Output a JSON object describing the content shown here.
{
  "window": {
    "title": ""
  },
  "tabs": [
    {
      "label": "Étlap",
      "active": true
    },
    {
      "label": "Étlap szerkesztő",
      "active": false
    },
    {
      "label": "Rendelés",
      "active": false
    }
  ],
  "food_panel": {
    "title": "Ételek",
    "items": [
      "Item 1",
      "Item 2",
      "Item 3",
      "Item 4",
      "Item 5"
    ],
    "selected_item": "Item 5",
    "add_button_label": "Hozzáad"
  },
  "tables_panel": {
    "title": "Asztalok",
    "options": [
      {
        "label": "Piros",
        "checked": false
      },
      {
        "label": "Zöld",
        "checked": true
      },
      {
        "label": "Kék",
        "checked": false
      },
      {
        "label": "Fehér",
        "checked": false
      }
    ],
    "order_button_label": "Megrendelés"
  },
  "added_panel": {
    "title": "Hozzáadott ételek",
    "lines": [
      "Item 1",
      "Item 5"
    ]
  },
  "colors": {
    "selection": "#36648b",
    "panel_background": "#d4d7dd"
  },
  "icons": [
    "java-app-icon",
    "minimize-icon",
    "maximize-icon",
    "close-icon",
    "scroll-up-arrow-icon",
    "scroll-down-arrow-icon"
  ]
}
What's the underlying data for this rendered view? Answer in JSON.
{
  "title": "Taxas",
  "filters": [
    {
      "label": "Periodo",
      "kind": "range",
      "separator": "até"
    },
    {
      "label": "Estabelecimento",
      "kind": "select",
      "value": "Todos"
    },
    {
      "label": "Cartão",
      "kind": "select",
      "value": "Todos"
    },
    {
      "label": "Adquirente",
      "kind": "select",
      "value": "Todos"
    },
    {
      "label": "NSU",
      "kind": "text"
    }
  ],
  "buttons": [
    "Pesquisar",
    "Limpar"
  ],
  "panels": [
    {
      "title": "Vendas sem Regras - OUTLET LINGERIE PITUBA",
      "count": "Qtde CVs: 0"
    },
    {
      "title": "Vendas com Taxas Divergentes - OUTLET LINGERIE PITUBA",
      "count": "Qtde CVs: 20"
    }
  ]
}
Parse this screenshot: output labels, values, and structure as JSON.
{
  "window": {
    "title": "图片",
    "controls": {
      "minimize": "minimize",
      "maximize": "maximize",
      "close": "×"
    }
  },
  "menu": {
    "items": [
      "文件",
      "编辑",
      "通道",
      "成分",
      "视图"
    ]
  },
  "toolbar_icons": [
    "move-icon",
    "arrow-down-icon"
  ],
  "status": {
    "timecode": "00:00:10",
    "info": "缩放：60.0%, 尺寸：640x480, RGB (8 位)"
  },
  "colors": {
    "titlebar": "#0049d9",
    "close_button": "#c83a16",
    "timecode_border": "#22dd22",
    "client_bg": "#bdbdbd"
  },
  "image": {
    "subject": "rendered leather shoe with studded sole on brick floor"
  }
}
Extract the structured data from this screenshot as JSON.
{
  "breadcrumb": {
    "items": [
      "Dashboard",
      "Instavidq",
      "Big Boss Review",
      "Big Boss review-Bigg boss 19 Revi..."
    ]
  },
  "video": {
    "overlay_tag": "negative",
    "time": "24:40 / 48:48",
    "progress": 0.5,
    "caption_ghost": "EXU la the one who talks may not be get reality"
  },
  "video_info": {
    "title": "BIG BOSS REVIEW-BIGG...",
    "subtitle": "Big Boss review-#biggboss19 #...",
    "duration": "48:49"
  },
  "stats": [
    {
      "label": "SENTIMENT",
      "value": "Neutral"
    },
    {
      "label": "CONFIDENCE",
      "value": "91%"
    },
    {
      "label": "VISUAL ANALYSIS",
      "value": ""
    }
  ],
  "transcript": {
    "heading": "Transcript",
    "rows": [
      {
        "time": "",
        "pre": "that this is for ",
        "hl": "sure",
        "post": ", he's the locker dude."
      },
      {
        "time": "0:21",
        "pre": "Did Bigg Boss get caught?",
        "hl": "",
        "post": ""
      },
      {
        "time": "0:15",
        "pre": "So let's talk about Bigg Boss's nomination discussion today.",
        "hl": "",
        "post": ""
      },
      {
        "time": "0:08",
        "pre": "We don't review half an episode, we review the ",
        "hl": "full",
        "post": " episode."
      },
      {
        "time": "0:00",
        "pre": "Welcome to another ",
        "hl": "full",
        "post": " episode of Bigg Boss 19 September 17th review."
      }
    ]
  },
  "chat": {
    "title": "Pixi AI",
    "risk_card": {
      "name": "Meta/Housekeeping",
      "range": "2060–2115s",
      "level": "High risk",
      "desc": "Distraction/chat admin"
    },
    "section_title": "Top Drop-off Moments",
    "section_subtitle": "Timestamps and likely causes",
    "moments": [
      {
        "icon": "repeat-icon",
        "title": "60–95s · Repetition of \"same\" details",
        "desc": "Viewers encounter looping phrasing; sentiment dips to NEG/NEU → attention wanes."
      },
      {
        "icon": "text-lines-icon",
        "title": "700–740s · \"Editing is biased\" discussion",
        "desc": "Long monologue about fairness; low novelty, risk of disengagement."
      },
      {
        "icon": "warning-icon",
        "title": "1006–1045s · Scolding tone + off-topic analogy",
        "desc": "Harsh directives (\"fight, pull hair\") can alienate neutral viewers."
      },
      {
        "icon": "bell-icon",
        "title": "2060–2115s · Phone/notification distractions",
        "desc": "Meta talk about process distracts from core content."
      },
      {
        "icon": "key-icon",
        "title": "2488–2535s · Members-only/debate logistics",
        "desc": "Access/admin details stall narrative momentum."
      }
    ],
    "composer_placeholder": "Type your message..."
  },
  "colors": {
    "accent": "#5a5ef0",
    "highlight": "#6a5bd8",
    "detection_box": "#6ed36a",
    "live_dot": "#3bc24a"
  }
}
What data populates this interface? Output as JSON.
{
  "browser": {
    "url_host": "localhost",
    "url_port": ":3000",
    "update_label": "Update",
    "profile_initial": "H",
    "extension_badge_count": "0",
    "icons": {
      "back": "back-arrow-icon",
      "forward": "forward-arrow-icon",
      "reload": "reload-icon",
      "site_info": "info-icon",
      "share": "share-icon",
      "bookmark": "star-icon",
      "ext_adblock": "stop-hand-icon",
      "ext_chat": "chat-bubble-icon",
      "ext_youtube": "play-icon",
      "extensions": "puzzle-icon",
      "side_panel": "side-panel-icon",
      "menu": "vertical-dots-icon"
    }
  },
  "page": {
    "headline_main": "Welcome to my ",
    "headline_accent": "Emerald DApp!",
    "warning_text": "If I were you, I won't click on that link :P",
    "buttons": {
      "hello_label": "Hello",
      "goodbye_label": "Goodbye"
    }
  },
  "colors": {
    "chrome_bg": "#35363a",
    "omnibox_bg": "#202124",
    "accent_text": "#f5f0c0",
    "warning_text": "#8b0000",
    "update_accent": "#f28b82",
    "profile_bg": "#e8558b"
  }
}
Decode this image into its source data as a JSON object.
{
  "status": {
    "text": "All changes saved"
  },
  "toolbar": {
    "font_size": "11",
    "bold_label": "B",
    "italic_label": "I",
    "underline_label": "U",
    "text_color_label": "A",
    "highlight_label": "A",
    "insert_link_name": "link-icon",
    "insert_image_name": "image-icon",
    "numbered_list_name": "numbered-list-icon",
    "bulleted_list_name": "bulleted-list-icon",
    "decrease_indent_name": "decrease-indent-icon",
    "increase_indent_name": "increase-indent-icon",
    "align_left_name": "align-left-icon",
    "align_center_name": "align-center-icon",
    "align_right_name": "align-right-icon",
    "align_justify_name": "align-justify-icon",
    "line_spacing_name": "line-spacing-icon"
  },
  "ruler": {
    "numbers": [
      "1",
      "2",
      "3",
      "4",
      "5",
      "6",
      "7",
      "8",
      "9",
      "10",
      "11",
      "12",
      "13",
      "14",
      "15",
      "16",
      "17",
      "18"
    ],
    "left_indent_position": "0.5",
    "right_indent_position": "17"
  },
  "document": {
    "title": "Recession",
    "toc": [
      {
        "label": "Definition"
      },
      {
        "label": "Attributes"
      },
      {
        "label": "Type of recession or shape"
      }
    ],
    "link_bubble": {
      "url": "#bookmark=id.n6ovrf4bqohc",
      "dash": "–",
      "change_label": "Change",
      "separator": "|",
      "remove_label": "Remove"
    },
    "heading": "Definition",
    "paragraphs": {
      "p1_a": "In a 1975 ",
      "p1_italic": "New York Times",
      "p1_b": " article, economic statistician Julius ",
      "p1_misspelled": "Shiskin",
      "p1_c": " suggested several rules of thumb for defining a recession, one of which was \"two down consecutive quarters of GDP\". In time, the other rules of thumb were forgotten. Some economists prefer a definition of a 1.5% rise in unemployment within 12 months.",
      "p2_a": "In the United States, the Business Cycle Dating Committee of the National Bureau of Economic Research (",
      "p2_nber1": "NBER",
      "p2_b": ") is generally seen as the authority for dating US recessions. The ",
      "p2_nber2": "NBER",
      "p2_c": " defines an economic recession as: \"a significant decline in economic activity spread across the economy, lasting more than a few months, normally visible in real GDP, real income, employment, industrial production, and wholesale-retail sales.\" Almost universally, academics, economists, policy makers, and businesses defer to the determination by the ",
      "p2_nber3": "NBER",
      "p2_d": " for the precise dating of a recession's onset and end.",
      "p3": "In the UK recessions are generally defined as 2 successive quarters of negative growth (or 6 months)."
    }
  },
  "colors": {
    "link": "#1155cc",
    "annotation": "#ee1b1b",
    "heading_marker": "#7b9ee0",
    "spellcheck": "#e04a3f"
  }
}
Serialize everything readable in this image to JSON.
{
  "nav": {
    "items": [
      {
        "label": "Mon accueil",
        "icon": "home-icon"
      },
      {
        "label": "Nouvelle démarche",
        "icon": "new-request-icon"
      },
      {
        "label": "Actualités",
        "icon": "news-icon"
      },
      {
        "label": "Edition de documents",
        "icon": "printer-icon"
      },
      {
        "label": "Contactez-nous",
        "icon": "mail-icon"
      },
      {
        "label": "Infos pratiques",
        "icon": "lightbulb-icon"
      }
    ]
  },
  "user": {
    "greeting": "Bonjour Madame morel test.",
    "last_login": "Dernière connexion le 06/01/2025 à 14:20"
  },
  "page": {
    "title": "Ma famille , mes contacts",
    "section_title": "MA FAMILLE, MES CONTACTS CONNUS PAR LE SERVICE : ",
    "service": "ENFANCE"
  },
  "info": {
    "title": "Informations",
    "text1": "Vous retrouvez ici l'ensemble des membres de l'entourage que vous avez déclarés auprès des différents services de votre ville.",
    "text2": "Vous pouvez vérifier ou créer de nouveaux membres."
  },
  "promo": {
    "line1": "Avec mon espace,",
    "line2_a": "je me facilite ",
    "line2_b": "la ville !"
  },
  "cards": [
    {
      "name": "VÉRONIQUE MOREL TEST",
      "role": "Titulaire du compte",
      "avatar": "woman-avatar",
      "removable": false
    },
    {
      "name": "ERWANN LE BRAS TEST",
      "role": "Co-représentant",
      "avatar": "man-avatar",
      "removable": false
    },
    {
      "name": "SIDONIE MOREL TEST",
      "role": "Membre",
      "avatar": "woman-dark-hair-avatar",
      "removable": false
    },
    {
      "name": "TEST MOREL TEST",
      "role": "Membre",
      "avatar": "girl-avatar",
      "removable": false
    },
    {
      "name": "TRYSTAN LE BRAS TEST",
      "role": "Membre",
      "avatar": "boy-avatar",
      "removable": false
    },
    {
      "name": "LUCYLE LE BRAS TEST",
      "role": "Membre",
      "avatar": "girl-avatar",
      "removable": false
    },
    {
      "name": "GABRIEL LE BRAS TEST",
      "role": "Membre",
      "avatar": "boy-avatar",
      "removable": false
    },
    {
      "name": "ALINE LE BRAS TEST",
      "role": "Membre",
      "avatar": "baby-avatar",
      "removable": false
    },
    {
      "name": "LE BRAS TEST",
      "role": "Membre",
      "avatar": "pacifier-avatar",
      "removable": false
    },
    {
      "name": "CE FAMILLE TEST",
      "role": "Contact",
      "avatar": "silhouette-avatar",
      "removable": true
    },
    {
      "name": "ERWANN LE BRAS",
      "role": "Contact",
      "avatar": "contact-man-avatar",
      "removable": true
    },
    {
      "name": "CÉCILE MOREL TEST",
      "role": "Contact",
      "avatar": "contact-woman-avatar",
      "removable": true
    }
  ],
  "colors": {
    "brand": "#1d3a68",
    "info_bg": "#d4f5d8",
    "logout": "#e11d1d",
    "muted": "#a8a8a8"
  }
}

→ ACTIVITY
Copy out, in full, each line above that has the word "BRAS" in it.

→ RESPONSE
      "name": "ERWANN LE BRAS TEST",
      "name": "TRYSTAN LE BRAS TEST",
      "name": "LUCYLE LE BRAS TEST",
      "name": "GABRIEL LE BRAS TEST",
      "name": "ALINE LE BRAS TEST",
      "name": "LE BRAS TEST",
      "name": "ERWANN LE BRAS",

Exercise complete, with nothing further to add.